IF the Australian music industry wasn't hurting enough last year at the height of the pandemic, its collective heart was almost certainly broken by the passing of Mike Noga on August 26.
Aged just 43, Noga had established a fine career as a one-time drummer for award-winning rock band The Drones and as a solo artist in his own right.
Noga's 2016 concept album King, based on the 1830s play Woyzeck by German dramatist Georg Buchner, was an unnerving - and at the same time - beautiful listen.
Shortly before his death, which a coroner attributed to a cerebral haemorrhage exacerbated by bouts of heavy drinking, Noga described his upcoming album as "a healthy dose of impending doom about the state of the world."
Noga's fourth and final album Open Fire was written in his hometown of Hobart before he travelled to Minnesota in August 2019 to record with Alan Sparhawk of indie-rock band Low.
Open Fire is imbued with a foreboding undertone of Berlin-era Bowie and The Velvet Underground. Creeping synths introduce the opener Covered where Noga pleads, "Could you start at the beginning/ Close your book and face the world."

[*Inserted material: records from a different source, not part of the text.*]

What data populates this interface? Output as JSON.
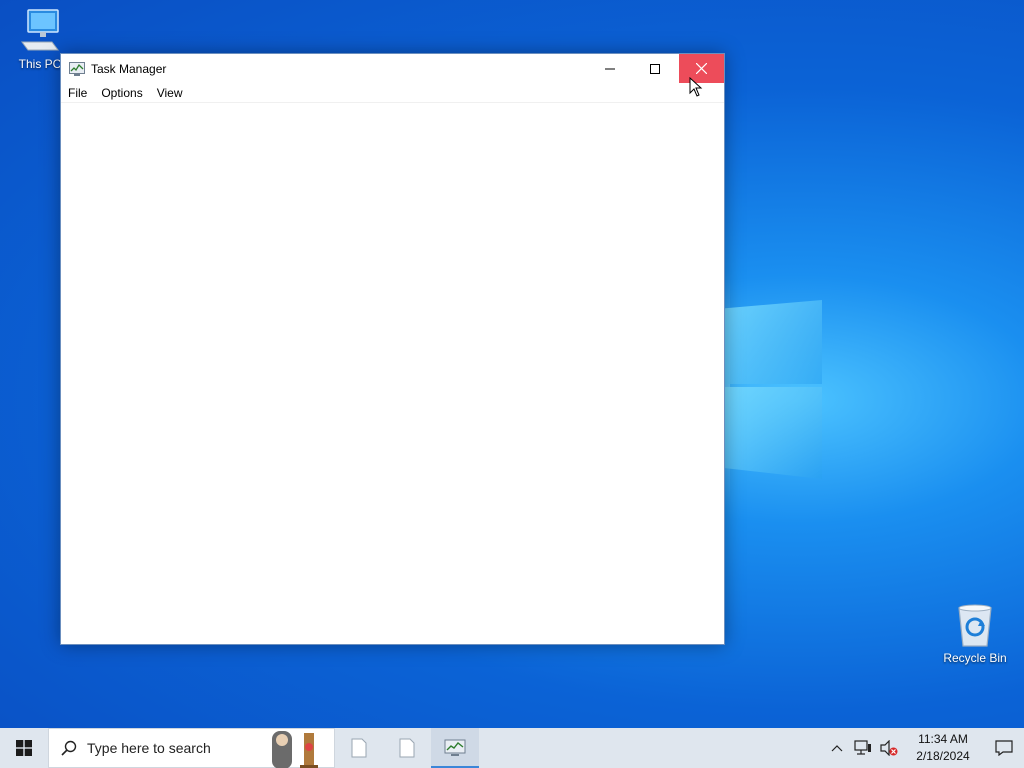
{
  "desktop": {
    "icons": [
      {
        "label": "This PC",
        "icon": "computer-icon"
      },
      {
        "label": "Recycle Bin",
        "icon": "recycle-bin-icon"
      }
    ]
  },
  "window": {
    "title": "Task Manager",
    "icon": "task-manager-icon",
    "menu": [
      "File",
      "Options",
      "View"
    ],
    "controls": {
      "minimize": "minimize-icon",
      "maximize": "maximize-icon",
      "close": "close-icon"
    },
    "close_hover_color": "#e81123"
  },
  "taskbar": {
    "search_placeholder": "Type here to search",
    "apps": [
      {
        "name": "blank-document-app",
        "icon": "document-icon"
      },
      {
        "name": "blank-document-app-2",
        "icon": "document-icon"
      },
      {
        "name": "task-manager-app",
        "icon": "task-manager-icon",
        "active": true
      }
    ],
    "clock": {
      "time": "11:34 AM",
      "date": "2/18/2024"
    },
    "accent_color": "#3c86d8"
  }
}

But there's also elements of hope breaking through the bleakness, like green shoots in the snow.
The title track bounces along with a Bruce Springsteen swagger and builds before crashing into a soaring blast of saxophone.
Little Birdy is another playful number as Noga urges, "Come on little darling now dance with me."
What Noga lacked in vocal range was more than compensated in character and drama.
You Breathe For Me is the album's centre point, a gut-wrenching and yearning love song made more poignant by backing vocals from Low's Mimi Parker.
"Like a soul needs saving/ Can the world below me see/ You breathe for me."
Noga will forever be remembered for his powerful drumming on The Drones' classic albums Gala Mill (2006) and Havilah (2008), but Open Fire will ensure his legacy as a solo artist also continues to illuminate.